Geometry in statistical mechanics

Geometry is often crucial in physical phenomena because dimensionality and topological defects determine the properties of phase transitions. One classical example is the Thomson problem, which addresses the question of how to configure charges on a sphere with minimal energy. The orientational order of liquid crystal molecules in a curved sheet provides an example of the interaction between defects and curvature. This system can be formulated as an XY spin model where the curvature term enters the Hamiltonian in a very similar way to that of the magnetic vector potential in the theory of type-II superconductors.

Collective behavior in nonequilibrium

The equilibrium properties of a statistical-physical system are often characterized by a few macroscopic degrees of freedom. As the system gets out of equilibrium, however, a huge, mostly unmanageable number of degrees of freedom come into play. The possibility of an exact formalism incorporating nonequilibrium processes has recently emerged with the discovery of the so-called fluctuation theorems and the formulation of steady-state thermodynamics.

Evolutionary game theory

A number of interactions including ecological, social, and economical ones are more complicated than those of spins in that they are usually asymmetric and history dependent. For this reason, most of these systems beyond the simple physics model cannot be described by the simple Hamiltonian approach. Even if no analytical solution is available, we can expect the system to evolve by successive local adaptations, searching for an optimal point on the fitness landscape.
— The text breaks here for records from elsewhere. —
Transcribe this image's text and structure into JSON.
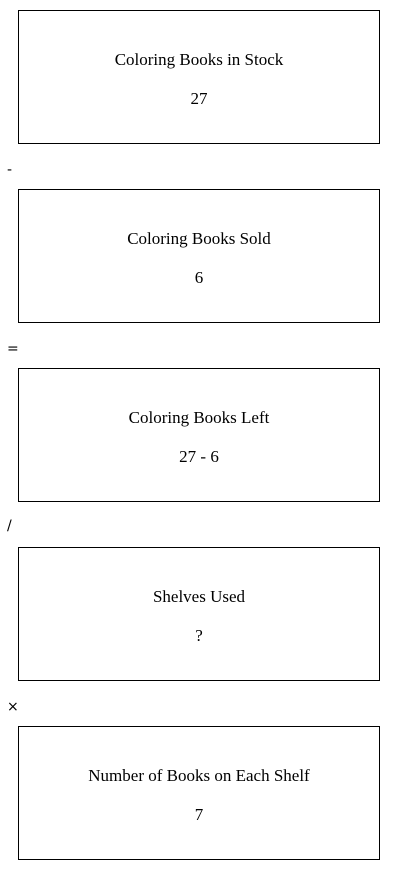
{
  "boxes": [
    {
      "label": "Coloring Books in Stock",
      "value": "27"
    },
    {
      "label": "Coloring Books Sold",
      "value": "6"
    },
    {
      "label": "Coloring Books Left",
      "value": "27 - 6"
    },
    {
      "label": "Shelves Used",
      "value": "?"
    },
    {
      "label": "Number of Books on Each Shelf",
      "value": "7"
    }
  ],
  "operators": [
    "-",
    "=",
    "/",
    "×"
  ]
}
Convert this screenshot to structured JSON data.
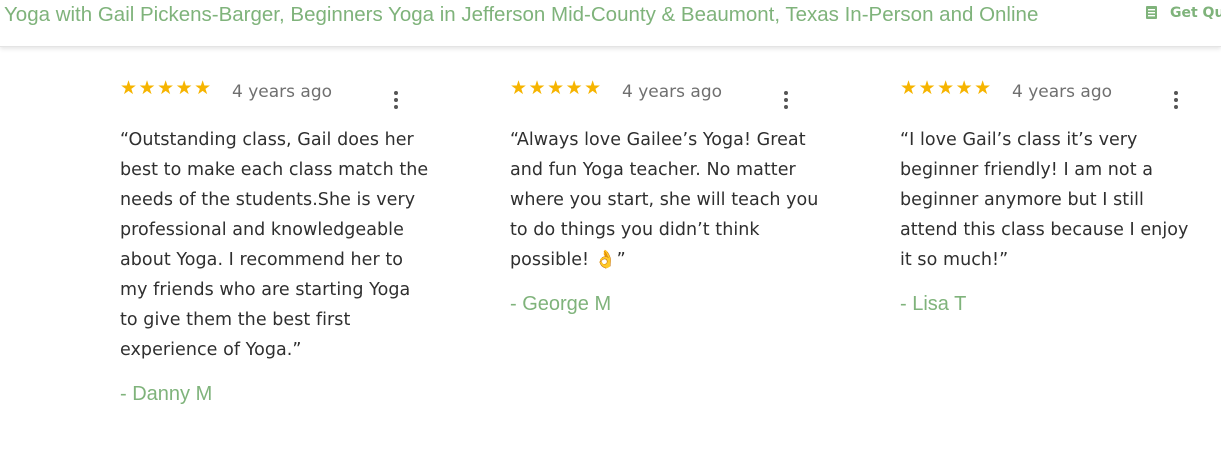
{
  "header": {
    "site_title": "Yoga with Gail Pickens-Barger, Beginners Yoga in Jefferson Mid-County & Beaumont, Texas In-Person and Online",
    "cta_label": "Get Quote",
    "cta_icon": "form-icon"
  },
  "colors": {
    "accent_green": "#7fb37b",
    "star_gold": "#f6b400",
    "body_text": "#2f2f2f",
    "meta_grey": "#6f6f6f"
  },
  "reviews": [
    {
      "rating": 5,
      "stars": "★★★★★",
      "date": "4 years ago",
      "text": "“Outstanding class, Gail does her best to make each class match the needs of the students.She is very professional and knowledgeable about Yoga. I recommend her to my friends who are starting Yoga to give them the best first experience of Yoga.”",
      "author": "- Danny M"
    },
    {
      "rating": 5,
      "stars": "★★★★★",
      "date": "4 years ago",
      "text": "“Always love Gailee’s Yoga! Great and fun Yoga teacher. No matter where you start, she will teach you to do things you didn’t think possible! 👌”",
      "author": "- George M"
    },
    {
      "rating": 5,
      "stars": "★★★★★",
      "date": "4 years ago",
      "text": "“I love Gail’s class it’s very beginner friendly! I am not a beginner anymore but I still attend this class because I enjoy it so much!”",
      "author": "- Lisa T"
    }
  ]
}
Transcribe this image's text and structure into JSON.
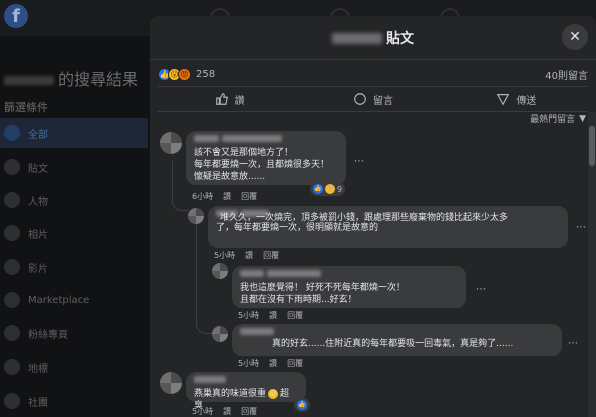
{
  "background": {
    "search_title_suffix": "的搜尋結果",
    "filter_header": "篩選條件",
    "sidebar_items": [
      {
        "label": "全部",
        "icon": "grid-icon",
        "active": true
      },
      {
        "label": "貼文",
        "icon": "posts-icon",
        "active": false
      },
      {
        "label": "人物",
        "icon": "people-icon",
        "active": false
      },
      {
        "label": "相片",
        "icon": "photos-icon",
        "active": false
      },
      {
        "label": "影片",
        "icon": "video-icon",
        "active": false
      },
      {
        "label": "Marketplace",
        "icon": "shop-icon",
        "active": false
      },
      {
        "label": "粉絲專頁",
        "icon": "flag-icon",
        "active": false
      },
      {
        "label": "地標",
        "icon": "pin-icon",
        "active": false
      },
      {
        "label": "社團",
        "icon": "groups-icon",
        "active": false
      }
    ]
  },
  "modal": {
    "title_suffix": "貼文",
    "close_label": "✕",
    "reaction_count": "258",
    "comment_count": "40則留言",
    "actions": {
      "like": "讚",
      "comment": "留言",
      "share": "傳送"
    },
    "sort_label": "最熱門留言"
  },
  "comments": [
    {
      "lines": [
        "該不會又是那個地方了！",
        "每年都要燒一次，且都燒很多天！",
        "懷疑是故意放......"
      ],
      "time": "6小時",
      "like": "讚",
      "reply": "回覆",
      "reactions": "9"
    },
    {
      "lines": [
        "堆久久，一次燒完，頂多被罰小錢，跟處理那些廢棄物的錢比起來少太多",
        "了，每年都要燒一次，很明顯就是故意的"
      ],
      "time": "5小時",
      "like": "讚",
      "reply": "回覆"
    },
    {
      "lines": [
        "我也這麼覺得！ 好死不死每年都燒一次！",
        "且都在沒有下雨時期...好玄！"
      ],
      "time": "5小時",
      "like": "讚",
      "reply": "回覆"
    },
    {
      "lines": [
        "真的好玄......住附近真的每年都要吸一回毒氣，真是夠了......"
      ],
      "time": "5小時",
      "like": "讚",
      "reply": "回覆"
    },
    {
      "lines": [
        "燕巢真的味道很重",
        "超臭"
      ],
      "time": "5小時",
      "like": "讚",
      "reply": "回覆"
    }
  ]
}
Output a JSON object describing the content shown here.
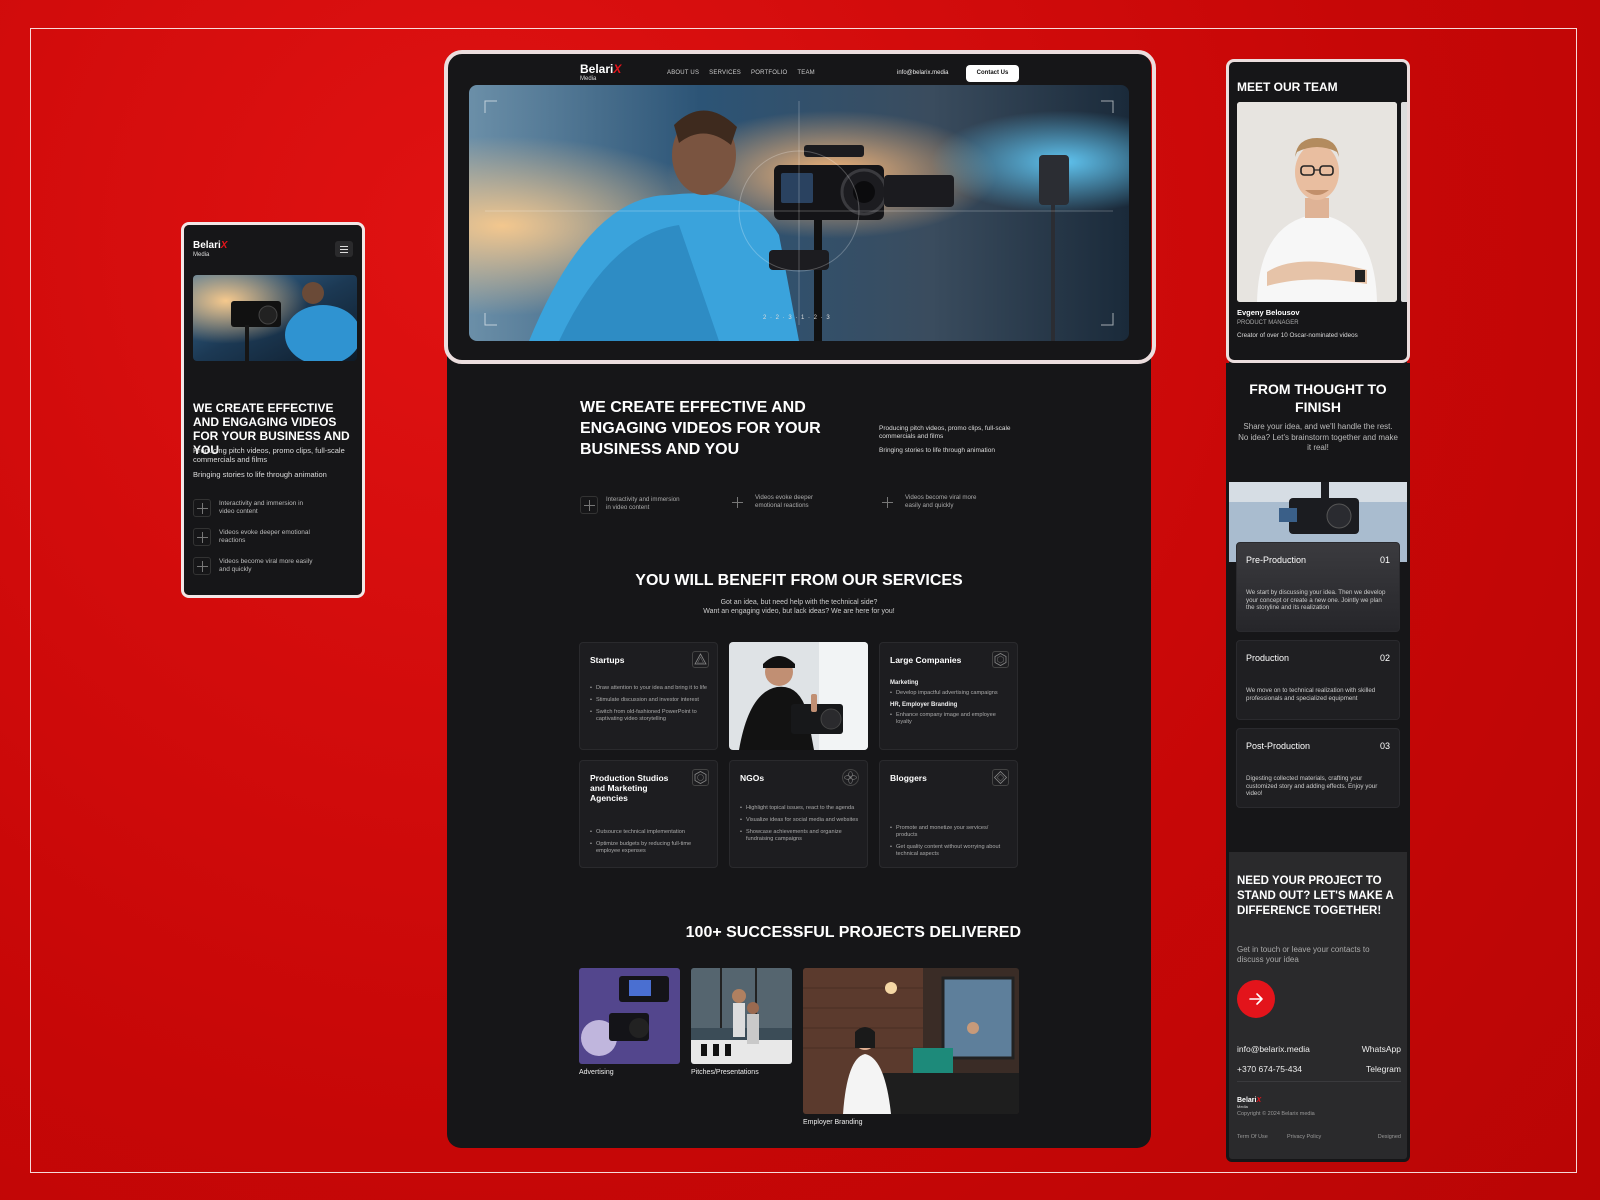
{
  "mobile": {
    "logo": "Belari",
    "logo_x": "X",
    "logo_sub": "Media",
    "headline": "WE CREATE EFFECTIVE AND ENGAGING VIDEOS FOR YOUR BUSINESS AND YOU",
    "para1": "Producing pitch videos, promo clips, full-scale commercials and films",
    "para2": "Bringing stories to life through animation",
    "features": [
      "Interactivity and immersion in video content",
      "Videos evoke deeper emotional reactions",
      "Videos become viral more easily and quickly"
    ]
  },
  "desktop": {
    "logo": "Belari",
    "logo_x": "X",
    "logo_sub": "Media",
    "nav": [
      "ABOUT US",
      "SERVICES",
      "PORTFOLIO",
      "TEAM"
    ],
    "email": "info@belarix.media",
    "contact_label": "Contact Us",
    "slider_indicator": "2 · 2 · 3 · 1 · 2 · 3",
    "headline": "WE CREATE EFFECTIVE AND ENGAGING VIDEOS FOR YOUR BUSINESS AND YOU",
    "para1": "Producing pitch videos, promo clips, full-scale commercials and films",
    "para2": "Bringing stories to life through animation",
    "features": [
      "Interactivity and immersion in video content",
      "Videos evoke deeper emotional reactions",
      "Videos become viral more easily and quickly"
    ],
    "services_title": "YOU WILL BENEFIT FROM OUR SERVICES",
    "services_sub1": "Got an idea, but need help with the technical side?",
    "services_sub2": "Want an engaging video, but lack ideas?  We are here for you!",
    "cards": {
      "startups": {
        "title": "Startups",
        "items": [
          "Draw attention to your idea and bring it to life",
          "Stimulate discussion and investor interest",
          "Switch from old-fashioned PowerPoint to captivating video storytelling"
        ]
      },
      "large": {
        "title": "Large Companies",
        "h1": "Marketing",
        "items1": [
          "Develop impactful advertising campaigns"
        ],
        "h2": "HR, Employer Branding",
        "items2": [
          "Enhance company image and employee loyalty"
        ]
      },
      "studios": {
        "title": "Production Studios and Marketing Agencies",
        "items": [
          "Outsource technical implementation",
          "Optimize budgets by reducing full-time employee expenses"
        ]
      },
      "ngos": {
        "title": "NGOs",
        "items": [
          "Highlight topical issues, react to the agenda",
          "Visualize ideas for social media and websites",
          "Showcase achievements and organize fundraising campaigns"
        ]
      },
      "bloggers": {
        "title": "Bloggers",
        "items": [
          "Promote and monetize your services/ products",
          "Get quality content without worrying about technical aspects"
        ]
      }
    },
    "projects_title": "100+ SUCCESSFUL PROJECTS DELIVERED",
    "projects": [
      "Advertising",
      "Pitches/Presentations",
      "Employer Branding"
    ]
  },
  "right": {
    "team_title": "MEET OUR TEAM",
    "member_name": "Evgeny Belousov",
    "member_role": "PRODUCT MANAGER",
    "member_desc": "Creator of over 10 Oscar-nominated videos",
    "process_title": "FROM THOUGHT TO FINISH",
    "process_sub1": "Share your idea, and we'll handle the rest.",
    "process_sub2": "No idea? Let's brainstorm together and make it real!",
    "steps": [
      {
        "title": "Pre-Production",
        "num": "01",
        "desc": "We start by discussing your idea. Then we develop your concept or create a new one. Jointly we plan the storyline and its realization"
      },
      {
        "title": "Production",
        "num": "02",
        "desc": "We move on to technical realization with skilled professionals and specialized equipment"
      },
      {
        "title": "Post-Production",
        "num": "03",
        "desc": "Digesting collected materials, crafting your customized story and adding effects. Enjoy your video!"
      }
    ],
    "cta_title": "NEED YOUR PROJECT TO STAND OUT? LET'S MAKE A DIFFERENCE TOGETHER!",
    "cta_sub": "Get in touch or leave your contacts to discuss your idea",
    "email": "info@belarix.media",
    "whatsapp": "WhatsApp",
    "phone": "+370 674-75-434",
    "telegram": "Telegram",
    "copyright": "Copyright © 2024 Belarix media",
    "terms": "Term Of Use",
    "privacy": "Privacy Policy",
    "designed": "Designed"
  },
  "colors": {
    "accent": "#e3141b",
    "background": "#d40a0a",
    "panel": "#161618"
  }
}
However, the equilibrium reached by local dynamics may not be optimal in a global sense.